* _WHAT TO DO_
All entries are to be copied exactly, with pictures removed.
+++++
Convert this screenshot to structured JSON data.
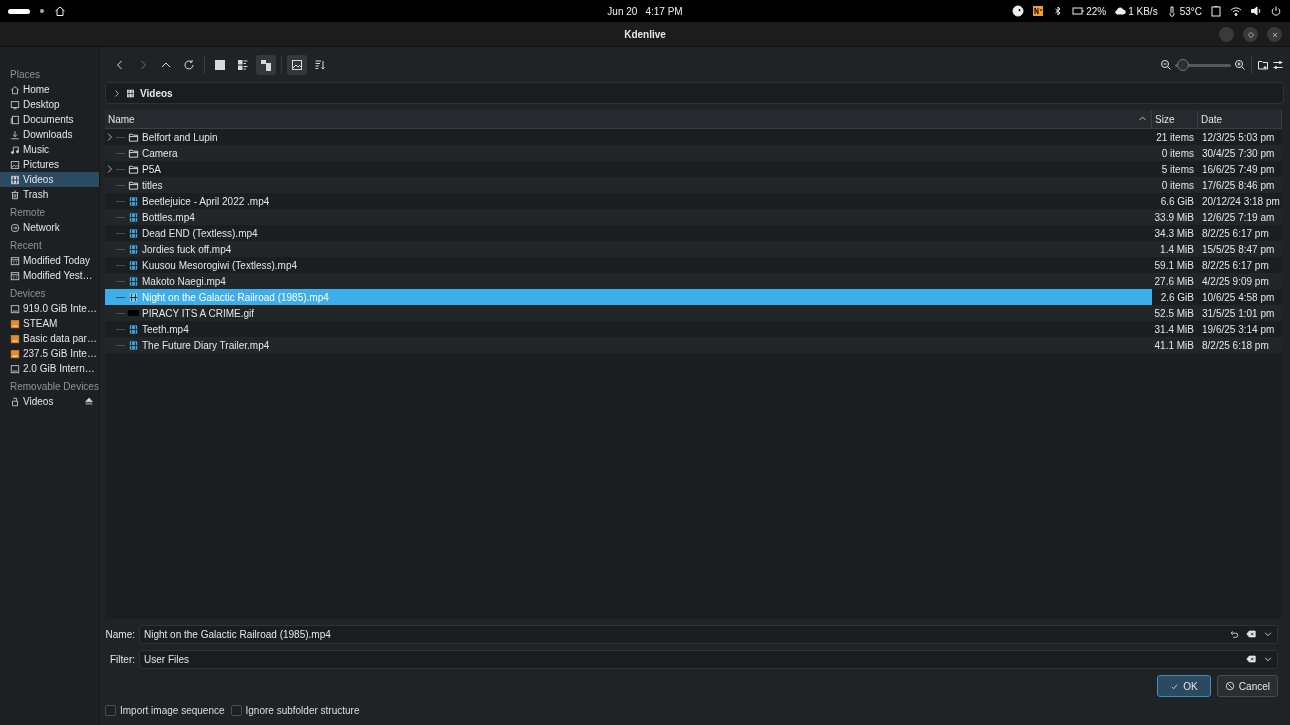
{
  "status_bar": {
    "date": "Jun 20",
    "time": "4:17 PM",
    "battery": "22%",
    "network_speed": "1 KB/s",
    "temperature": "53°C"
  },
  "window": {
    "title": "Kdenlive"
  },
  "sidebar": {
    "sections": [
      {
        "title": "Places",
        "items": [
          {
            "label": "Home",
            "kind": "home",
            "selected": false
          },
          {
            "label": "Desktop",
            "kind": "desktop",
            "selected": false
          },
          {
            "label": "Documents",
            "kind": "documents",
            "selected": false
          },
          {
            "label": "Downloads",
            "kind": "downloads",
            "selected": false
          },
          {
            "label": "Music",
            "kind": "music",
            "selected": false
          },
          {
            "label": "Pictures",
            "kind": "pictures",
            "selected": false
          },
          {
            "label": "Videos",
            "kind": "videos",
            "selected": true
          },
          {
            "label": "Trash",
            "kind": "trash",
            "selected": false
          }
        ]
      },
      {
        "title": "Remote",
        "items": [
          {
            "label": "Network",
            "kind": "network",
            "selected": false
          }
        ]
      },
      {
        "title": "Recent",
        "items": [
          {
            "label": "Modified Today",
            "kind": "calendar",
            "selected": false
          },
          {
            "label": "Modified Yest…",
            "kind": "calendar",
            "selected": false
          }
        ]
      },
      {
        "title": "Devices",
        "items": [
          {
            "label": "919.0 GiB Inte…",
            "kind": "disk",
            "selected": false
          },
          {
            "label": "STEAM",
            "kind": "partition",
            "selected": false
          },
          {
            "label": "Basic data par…",
            "kind": "partition",
            "selected": false
          },
          {
            "label": "237.5 GiB Inte…",
            "kind": "partition",
            "selected": false
          },
          {
            "label": "2.0 GiB Intern…",
            "kind": "disk",
            "selected": false
          }
        ]
      },
      {
        "title": "Removable Devices",
        "items": [
          {
            "label": "Videos",
            "kind": "removable",
            "selected": false
          }
        ]
      }
    ]
  },
  "toolbar": [
    {
      "kind": "back",
      "selected": false,
      "disabled": false
    },
    {
      "kind": "forward",
      "selected": false,
      "disabled": true
    },
    {
      "kind": "up",
      "selected": false,
      "disabled": false
    },
    {
      "kind": "reload",
      "selected": false,
      "disabled": false
    },
    {
      "kind": "icons",
      "selected": false,
      "disabled": false
    },
    {
      "kind": "compact",
      "selected": false,
      "disabled": false
    },
    {
      "kind": "tree",
      "selected": true,
      "disabled": false
    },
    {
      "kind": "preview",
      "selected": true,
      "disabled": false
    },
    {
      "kind": "sort",
      "selected": false,
      "disabled": false
    }
  ],
  "zoom": {
    "level": 0.05
  },
  "location": {
    "path": "Videos"
  },
  "table": {
    "columns": [
      {
        "label": "Name",
        "sorted": true
      },
      {
        "label": "Size",
        "sorted": false
      },
      {
        "label": "Date",
        "sorted": false
      }
    ],
    "rows": [
      {
        "name": "Belfort and Lupin",
        "kind": "folder",
        "expandable": true,
        "size": "21 items",
        "date": "12/3/25 5:03 pm",
        "selected": false
      },
      {
        "name": "Camera",
        "kind": "folder",
        "expandable": false,
        "size": "0 items",
        "date": "30/4/25 7:30 pm",
        "selected": false
      },
      {
        "name": "P5A",
        "kind": "folder",
        "expandable": true,
        "size": "5 items",
        "date": "16/6/25 7:49 pm",
        "selected": false
      },
      {
        "name": "titles",
        "kind": "folder",
        "expandable": false,
        "size": "0 items",
        "date": "17/6/25 8:46 pm",
        "selected": false
      },
      {
        "name": "Beetlejuice - April 2022 .mp4",
        "kind": "video",
        "expandable": false,
        "size": "6.6 GiB",
        "date": "20/12/24 3:18 pm",
        "selected": false
      },
      {
        "name": "Bottles.mp4",
        "kind": "video",
        "expandable": false,
        "size": "33.9 MiB",
        "date": "12/6/25 7:19 am",
        "selected": false
      },
      {
        "name": "Dead END (Textless).mp4",
        "kind": "video",
        "expandable": false,
        "size": "34.3 MiB",
        "date": "8/2/25 6:17 pm",
        "selected": false
      },
      {
        "name": "Jordies fuck off.mp4",
        "kind": "video",
        "expandable": false,
        "size": "1.4 MiB",
        "date": "15/5/25 8:47 pm",
        "selected": false
      },
      {
        "name": "Kuusou Mesorogiwi (Textless).mp4",
        "kind": "video",
        "expandable": false,
        "size": "59.1 MiB",
        "date": "8/2/25 6:17 pm",
        "selected": false
      },
      {
        "name": "Makoto Naegi.mp4",
        "kind": "video",
        "expandable": false,
        "size": "27.6 MiB",
        "date": "4/2/25 9:09 pm",
        "selected": false
      },
      {
        "name": "Night on the Galactic Railroad (1985).mp4",
        "kind": "video",
        "expandable": false,
        "size": "2.6 GiB",
        "date": "10/6/25 4:58 pm",
        "selected": true
      },
      {
        "name": "PIRACY ITS A CRIME.gif",
        "kind": "image",
        "expandable": false,
        "size": "52.5 MiB",
        "date": "31/5/25 1:01 pm",
        "selected": false
      },
      {
        "name": "Teeth.mp4",
        "kind": "video",
        "expandable": false,
        "size": "31.4 MiB",
        "date": "19/6/25 3:14 pm",
        "selected": false
      },
      {
        "name": "The Future Diary Trailer.mp4",
        "kind": "video",
        "expandable": false,
        "size": "41.1 MiB",
        "date": "8/2/25 6:18 pm",
        "selected": false
      }
    ]
  },
  "name_field": {
    "label": "Name:",
    "value": "Night on the Galactic Railroad (1985).mp4"
  },
  "filter_field": {
    "label": "Filter:",
    "value": "User Files"
  },
  "buttons": [
    {
      "label": "OK",
      "kind": "ok",
      "focused": true
    },
    {
      "label": "Cancel",
      "kind": "cancel",
      "focused": false
    }
  ],
  "options": [
    {
      "label": "Import image sequence",
      "checked": false
    },
    {
      "label": "Ignore subfolder structure",
      "checked": false
    }
  ]
}
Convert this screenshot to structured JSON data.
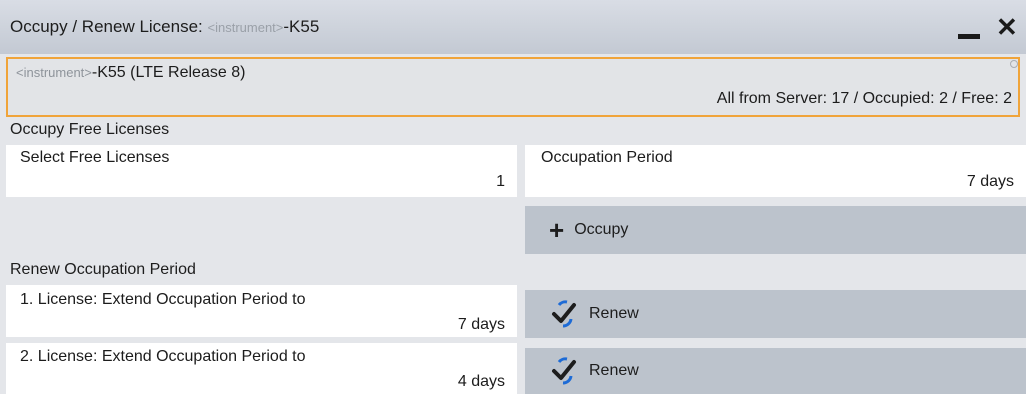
{
  "window": {
    "title_prefix": "Occupy / Renew License:",
    "title_placeholder": "<instrument>",
    "title_suffix": "-K55"
  },
  "product": {
    "placeholder": "<instrument>",
    "name": "-K55 (LTE Release 8)",
    "counts": "All from Server: 17 / Occupied: 2 / Free: 2"
  },
  "occupy": {
    "section_title": "Occupy Free Licenses",
    "select_label": "Select Free Licenses",
    "select_value": "1",
    "period_label": "Occupation Period",
    "period_value": "7 days",
    "button_label": "Occupy"
  },
  "renew": {
    "section_title": "Renew Occupation Period",
    "rows": [
      {
        "label": "1. License: Extend Occupation Period to",
        "value": "7 days",
        "button": "Renew"
      },
      {
        "label": "2. License: Extend Occupation Period to",
        "value": "4 days",
        "button": "Renew"
      }
    ]
  },
  "icons": {
    "minimize": "minimize-icon",
    "close": "close-icon",
    "occupy": "plus-icon",
    "renew": "renew-check-icon"
  },
  "colors": {
    "highlight_border": "#f0a43a",
    "button_bg": "#bcc3cc",
    "renew_icon": "#1d6bd6"
  }
}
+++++
* _ANSWER TO THIS PROBLEM_
Convert this screenshot to structured JSON data.
{
  "status_bar": {
    "date": "Jun 20",
    "time": "4:17 PM",
    "battery": "22%",
    "network_speed": "1 KB/s",
    "temperature": "53°C"
  },
  "window": {
    "title": "Kdenlive"
  },
  "sidebar": {
    "sections": [
      {
        "title": "Places",
        "items": [
          {
            "label": "Home",
            "kind": "home",
            "selected": false
          },
          {
            "label": "Desktop",
            "kind": "desktop",
            "selected": false
          },
          {
            "label": "Documents",
            "kind": "documents",
            "selected": false
          },
          {
            "label": "Downloads",
            "kind": "downloads",
            "selected": false
          },
          {
            "label": "Music",
            "kind": "music",
            "selected": false
          },
          {
            "label": "Pictures",
            "kind": "pictures",
            "selected": false
          },
          {
            "label": "Videos",
            "kind": "videos",
            "selected": true
          },
          {
            "label": "Trash",
            "kind": "trash",
            "selected": false
          }
        ]
      },
      {
        "title": "Remote",
        "items": [
          {
            "label": "Network",
            "kind": "network",
            "selected": false
          }
        ]
      },
      {
        "title": "Recent",
        "items": [
          {
            "label": "Modified Today",
            "kind": "calendar",
            "selected": false
          },
          {
            "label": "Modified Yest…",
            "kind": "calendar",
            "selected": false
          }
        ]
      },
      {
        "title": "Devices",
        "items": [
          {
            "label": "919.0 GiB Inte…",
            "kind": "disk",
            "selected": false
          },
          {
            "label": "STEAM",
            "kind": "partition",
            "selected": false
          },
          {
            "label": "Basic data par…",
            "kind": "partition",
            "selected": false
          },
          {
            "label": "237.5 GiB Inte…",
            "kind": "partition",
            "selected": false
          },
          {
            "label": "2.0 GiB Intern…",
            "kind": "disk",
            "selected": false
          }
        ]
      },
      {
        "title": "Removable Devices",
        "items": [
          {
            "label": "Videos",
            "kind": "removable",
            "selected": false
          }
        ]
      }
    ]
  },
  "toolbar": [
    {
      "kind": "back",
      "selected": false,
      "disabled": false
    },
    {
      "kind": "forward",
      "selected": false,
      "disabled": true
    },
    {
      "kind": "up",
      "selected": false,
      "disabled": false
    },
    {
      "kind": "reload",
      "selected": false,
      "disabled": false
    },
    {
      "kind": "icons",
      "selected": false,
      "disabled": false
    },
    {
      "kind": "compact",
      "selected": false,
      "disabled": false
    },
    {
      "kind": "tree",
      "selected": true,
      "disabled": false
    },
    {
      "kind": "preview",
      "selected": true,
      "disabled": false
    },
    {
      "kind": "sort",
      "selected": false,
      "disabled": false
    }
  ],
  "zoom": {
    "level": 0.05
  },
  "location": {
    "path": "Videos"
  },
  "table": {
    "columns": [
      {
        "label": "Name",
        "sorted": true
      },
      {
        "label": "Size",
        "sorted": false
      },
      {
        "label": "Date",
        "sorted": false
      }
    ],
    "rows": [
      {
        "name": "Belfort and Lupin",
        "kind": "folder",
        "expandable": true,
        "size": "21 items",
        "date": "12/3/25 5:03 pm",
        "selected": false
      },
      {
        "name": "Camera",
        "kind": "folder",
        "expandable": false,
        "size": "0 items",
        "date": "30/4/25 7:30 pm",
        "selected": false
      },
      {
        "name": "P5A",
        "kind": "folder",
        "expandable": true,
        "size": "5 items",
        "date": "16/6/25 7:49 pm",
        "selected": false
      },
      {
        "name": "titles",
        "kind": "folder",
        "expandable": false,
        "size": "0 items",
        "date": "17/6/25 8:46 pm",
        "selected": false
      },
      {
        "name": "Beetlejuice - April 2022 .mp4",
        "kind": "video",
        "expandable": false,
        "size": "6.6 GiB",
        "date": "20/12/24 3:18 pm",
        "selected": false
      },
      {
        "name": "Bottles.mp4",
        "kind": "video",
        "expandable": false,
        "size": "33.9 MiB",
        "date": "12/6/25 7:19 am",
        "selected": false
      },
      {
        "name": "Dead END (Textless).mp4",
        "kind": "video",
        "expandable": false,
        "size": "34.3 MiB",
        "date": "8/2/25 6:17 pm",
        "selected": false
      },
      {
        "name": "Jordies fuck off.mp4",
        "kind": "video",
        "expandable": false,
        "size": "1.4 MiB",
        "date": "15/5/25 8:47 pm",
        "selected": false
      },
      {
        "name": "Kuusou Mesorogiwi (Textless).mp4",
        "kind": "video",
        "expandable": false,
        "size": "59.1 MiB",
        "date": "8/2/25 6:17 pm",
        "selected": false
      },
      {
        "name": "Makoto Naegi.mp4",
        "kind": "video",
        "expandable": false,
        "size": "27.6 MiB",
        "date": "4/2/25 9:09 pm",
        "selected": false
      },
      {
        "name": "Night on the Galactic Railroad (1985).mp4",
        "kind": "video",
        "expandable": false,
        "size": "2.6 GiB",
        "date": "10/6/25 4:58 pm",
        "selected": true
      },
      {
        "name": "PIRACY ITS A CRIME.gif",
        "kind": "image",
        "expandable": false,
        "size": "52.5 MiB",
        "date": "31/5/25 1:01 pm",
        "selected": false
      },
      {
        "name": "Teeth.mp4",
        "kind": "video",
        "expandable": false,
        "size": "31.4 MiB",
        "date": "19/6/25 3:14 pm",
        "selected": false
      },
      {
        "name": "The Future Diary Trailer.mp4",
        "kind": "video",
        "expandable": false,
        "size": "41.1 MiB",
        "date": "8/2/25 6:18 pm",
        "selected": false
      }
    ]
  },
  "name_field": {
    "label": "Name:",
    "value": "Night on the Galactic Railroad (1985).mp4"
  },
  "filter_field": {
    "label": "Filter:",
    "value": "User Files"
  },
  "buttons": [
    {
      "label": "OK",
      "kind": "ok",
      "focused": true
    },
    {
      "label": "Cancel",
      "kind": "cancel",
      "focused": false
    }
  ],
  "options": [
    {
      "label": "Import image sequence",
      "checked": false
    },
    {
      "label": "Ignore subfolder structure",
      "checked": false
    }
  ]
}
Convert this screenshot to structured JSON data.
{
  "window": {
    "title_prefix": "Occupy / Renew License:",
    "title_placeholder": "<instrument>",
    "title_suffix": "-K55"
  },
  "product": {
    "placeholder": "<instrument>",
    "name": "-K55 (LTE Release 8)",
    "counts": "All from Server: 17 / Occupied: 2 / Free: 2"
  },
  "occupy": {
    "section_title": "Occupy Free Licenses",
    "select_label": "Select Free Licenses",
    "select_value": "1",
    "period_label": "Occupation Period",
    "period_value": "7 days",
    "button_label": "Occupy"
  },
  "renew": {
    "section_title": "Renew Occupation Period",
    "rows": [
      {
        "label": "1. License: Extend Occupation Period to",
        "value": "7 days",
        "button": "Renew"
      },
      {
        "label": "2. License: Extend Occupation Period to",
        "value": "4 days",
        "button": "Renew"
      }
    ]
  },
  "icons": {
    "minimize": "minimize-icon",
    "close": "close-icon",
    "occupy": "plus-icon",
    "renew": "renew-check-icon"
  },
  "colors": {
    "highlight_border": "#f0a43a",
    "button_bg": "#bcc3cc",
    "renew_icon": "#1d6bd6"
  }
}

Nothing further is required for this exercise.